When New Delhi-based lawyer Alakh Alok Srivastav filed a petition in the Supreme Court earlier this year asking for capital punishment for child rapists following the brutal gang rape of an eight-month old baby, the government lawyer argued "the death penalty is not the answer to everything."
Three months later, an outburst of national outrage over the gang rape and murder of an eight-year-old girl in Kashmir and the rape of a 16-year-old in Uttar Pradesh, prompted a change in the government's stance.
The government has approved the death penalty for rape of children below 12 years of age and increased minimum jail terms from 10 to 20 years for the rape of a girl below 16 and from seven to 10 years for older women.Suspects can be tried using the emergency measure for the next six months but it must eventually be approved by parliament to become law.
Many enraged citizens have called it a step in the right direction. "It is an extremely welcome decision. When the rapist comes to know that the death penalty is there, then a majority of criminals will be actually deterred," asserts Srivastav.
But many lawyers and child rights activists warn that instead of acting as a deterrent, capital punishment for child rapists will simply drive the crime underground. They say in a country where conviction rates are already abysmally low, the need is not harsher punishments but swifter and fairer justice.
"It will silence the issue," laments Anuja Gupta at the voluntary group RAHI Foundation, who has been working with victims of child sexual abuse for more than two decades.
She points out that in India rapists and child abusers are mostly family members or relatives, making the process of bringing them to justice very traumatic. "For the victims and survivors to think that their perpetrators will be put to death, that journey is way too much, it will be completely traumatic for the child. People are not going to be disclosing," she asserts.
A women rights activist points out that the death sentence pronounced for four men convicted for the rape of a 23-old-physiotherapy student in New Delhi in 2012 has not proved to be a deterrent -- the number of cases of sexual assault since the incident rocked India has jumped about 60 percent, partly due to increased reporting. Children were the victims in about 40 percent of the reported cases.
Lawyers say the solution is not making the law more stringent, but solving systemic problems plaguing the country's police and courts. That has not happened despite promises made in 2012 to speed up rape trials. The backlog of rape cases pending in court since then has risen more than 30 percent.
"If you have no convictions, who are we handing the death penalties to," questions lawyer and rights activist Vrinda Grover. "The conviction rate is low because the Indian criminal justice system is in shambles -- from the time of the lodging of the FIR (first information report), which itself is a Herculean task, to the investigation, which is both shoddy and partisan."
Activists point to the two cases that led to the recent outrage. The crimes happened months ago eight-year-old Asifa Bano was gang raped and killed in January in the Kathua region of Indian Kashmir and the 16-year-old girl in Uttar Pradesh last June.
In the case of Bano, who belonged to a family of Muslim nomads, police have charged a retired bureaucrat of hatching a conspiracy to brutally gang rape and kill the girl in an effort to drive the nomads from the area.
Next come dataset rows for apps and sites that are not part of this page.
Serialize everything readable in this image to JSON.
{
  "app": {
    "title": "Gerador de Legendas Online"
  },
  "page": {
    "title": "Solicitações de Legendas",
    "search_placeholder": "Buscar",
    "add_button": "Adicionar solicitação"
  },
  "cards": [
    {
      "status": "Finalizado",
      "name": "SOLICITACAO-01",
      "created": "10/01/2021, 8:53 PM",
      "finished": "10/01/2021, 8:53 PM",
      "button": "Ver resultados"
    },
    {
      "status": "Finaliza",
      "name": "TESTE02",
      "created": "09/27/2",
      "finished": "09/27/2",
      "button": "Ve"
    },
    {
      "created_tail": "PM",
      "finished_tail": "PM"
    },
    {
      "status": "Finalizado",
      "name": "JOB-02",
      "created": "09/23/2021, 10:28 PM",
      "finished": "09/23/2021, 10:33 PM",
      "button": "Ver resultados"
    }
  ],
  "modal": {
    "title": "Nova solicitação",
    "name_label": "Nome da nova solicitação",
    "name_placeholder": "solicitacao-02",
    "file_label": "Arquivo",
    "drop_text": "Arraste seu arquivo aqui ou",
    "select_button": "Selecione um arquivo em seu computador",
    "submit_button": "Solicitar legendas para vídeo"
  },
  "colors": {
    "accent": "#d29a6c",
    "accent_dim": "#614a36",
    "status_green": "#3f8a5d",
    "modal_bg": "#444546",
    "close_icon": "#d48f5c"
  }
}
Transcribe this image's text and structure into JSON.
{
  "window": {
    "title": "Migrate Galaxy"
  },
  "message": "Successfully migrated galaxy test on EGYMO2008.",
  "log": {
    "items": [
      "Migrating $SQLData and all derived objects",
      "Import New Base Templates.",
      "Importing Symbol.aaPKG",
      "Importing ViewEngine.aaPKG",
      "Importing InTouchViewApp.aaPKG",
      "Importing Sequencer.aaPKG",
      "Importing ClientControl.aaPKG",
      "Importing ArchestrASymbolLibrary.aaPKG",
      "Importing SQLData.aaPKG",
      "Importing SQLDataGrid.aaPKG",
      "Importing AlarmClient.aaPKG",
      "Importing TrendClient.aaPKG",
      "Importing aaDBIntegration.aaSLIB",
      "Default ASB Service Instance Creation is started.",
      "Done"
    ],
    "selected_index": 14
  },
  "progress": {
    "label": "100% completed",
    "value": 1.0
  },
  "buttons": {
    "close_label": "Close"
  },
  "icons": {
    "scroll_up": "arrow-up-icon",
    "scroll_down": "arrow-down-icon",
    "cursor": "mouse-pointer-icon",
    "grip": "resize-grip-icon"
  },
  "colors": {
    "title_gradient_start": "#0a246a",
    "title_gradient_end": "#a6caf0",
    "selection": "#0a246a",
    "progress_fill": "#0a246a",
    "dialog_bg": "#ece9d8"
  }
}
Police have said that two local police officers accepted nearly $5,000 in bribes from the bureaucrat to destroy evidence. They are now being tried in a fast track court.
In Uttar Pradesh, police are alleged to have bowed to pressure from people with political influence to bury the case. The 16-year-old rape victim from Unnao accused the local police station of blocking her efforts to accuse a powerful lawmaker of the ruling Bharatiya Janata Party of raping her. When she refused to withdraw the complaint, the lawmaker's brother and several other men allegedly beat her father resulting in his death. The lawmaker is now in custody but was arrested only after the case hit national headlines.
"Let us not forget that both in Kathua and Unnao there is a clear patronage, an impunity for rape through political and social affiliation," says Grover.
While there appears to be no easy answers as India tries to tackle the problem of sexual violence, almost all agree that it should be treated as a crisis.
And as the government tries to address the public outrage, people like Anuja Gupta say it needs to take a different tack. "It's a public health issue, it needs to be dealt with as an epidemic and how would you deal with an epidemic? You would give out mass information to people for awareness and prevention," she says.